* [RECORDS SHOWN]
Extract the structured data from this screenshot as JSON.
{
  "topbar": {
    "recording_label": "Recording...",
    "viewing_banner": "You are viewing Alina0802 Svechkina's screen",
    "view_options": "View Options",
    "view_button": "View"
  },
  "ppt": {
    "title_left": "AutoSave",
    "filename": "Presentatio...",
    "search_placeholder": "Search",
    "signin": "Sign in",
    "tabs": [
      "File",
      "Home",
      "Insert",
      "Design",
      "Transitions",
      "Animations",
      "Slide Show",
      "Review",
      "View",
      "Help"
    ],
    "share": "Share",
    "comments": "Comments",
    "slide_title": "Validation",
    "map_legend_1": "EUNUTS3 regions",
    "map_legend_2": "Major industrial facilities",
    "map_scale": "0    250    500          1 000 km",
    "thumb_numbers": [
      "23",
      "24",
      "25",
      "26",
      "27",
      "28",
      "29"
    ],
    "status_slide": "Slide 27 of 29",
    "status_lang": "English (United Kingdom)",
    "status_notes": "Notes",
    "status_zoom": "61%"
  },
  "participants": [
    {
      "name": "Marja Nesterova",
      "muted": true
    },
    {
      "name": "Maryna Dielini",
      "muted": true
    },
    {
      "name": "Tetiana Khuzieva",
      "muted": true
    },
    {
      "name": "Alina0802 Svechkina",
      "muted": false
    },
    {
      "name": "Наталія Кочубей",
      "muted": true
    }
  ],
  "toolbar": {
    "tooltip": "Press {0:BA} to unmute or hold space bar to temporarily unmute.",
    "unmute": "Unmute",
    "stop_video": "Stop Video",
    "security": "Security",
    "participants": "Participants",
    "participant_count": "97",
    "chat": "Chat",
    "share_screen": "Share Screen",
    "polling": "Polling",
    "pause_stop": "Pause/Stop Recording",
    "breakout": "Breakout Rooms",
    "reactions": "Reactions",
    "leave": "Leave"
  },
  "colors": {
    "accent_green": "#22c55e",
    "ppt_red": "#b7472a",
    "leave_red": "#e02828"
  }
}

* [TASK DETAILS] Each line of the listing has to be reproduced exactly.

* [EXERCISE ANSWER]
Extract the structured data from this screenshot as JSON.
{
  "topbar": {
    "recording_label": "Recording...",
    "viewing_banner": "You are viewing Alina0802 Svechkina's screen",
    "view_options": "View Options",
    "view_button": "View"
  },
  "ppt": {
    "title_left": "AutoSave",
    "filename": "Presentatio...",
    "search_placeholder": "Search",
    "signin": "Sign in",
    "tabs": [
      "File",
      "Home",
      "Insert",
      "Design",
      "Transitions",
      "Animations",
      "Slide Show",
      "Review",
      "View",
      "Help"
    ],
    "share": "Share",
    "comments": "Comments",
    "slide_title": "Validation",
    "map_legend_1": "EUNUTS3 regions",
    "map_legend_2": "Major industrial facilities",
    "map_scale": "0    250    500          1 000 km",
    "thumb_numbers": [
      "23",
      "24",
      "25",
      "26",
      "27",
      "28",
      "29"
    ],
    "status_slide": "Slide 27 of 29",
    "status_lang": "English (United Kingdom)",
    "status_notes": "Notes",
    "status_zoom": "61%"
  },
  "participants": [
    {
      "name": "Marja Nesterova",
      "muted": true
    },
    {
      "name": "Maryna Dielini",
      "muted": true
    },
    {
      "name": "Tetiana Khuzieva",
      "muted": true
    },
    {
      "name": "Alina0802 Svechkina",
      "muted": false
    },
    {
      "name": "Наталія Кочубей",
      "muted": true
    }
  ],
  "toolbar": {
    "tooltip": "Press {0:BA} to unmute or hold space bar to temporarily unmute.",
    "unmute": "Unmute",
    "stop_video": "Stop Video",
    "security": "Security",
    "participants": "Participants",
    "participant_count": "97",
    "chat": "Chat",
    "share_screen": "Share Screen",
    "polling": "Polling",
    "pause_stop": "Pause/Stop Recording",
    "breakout": "Breakout Rooms",
    "reactions": "Reactions",
    "leave": "Leave"
  },
  "colors": {
    "accent_green": "#22c55e",
    "ppt_red": "#b7472a",
    "leave_red": "#e02828"
  }
}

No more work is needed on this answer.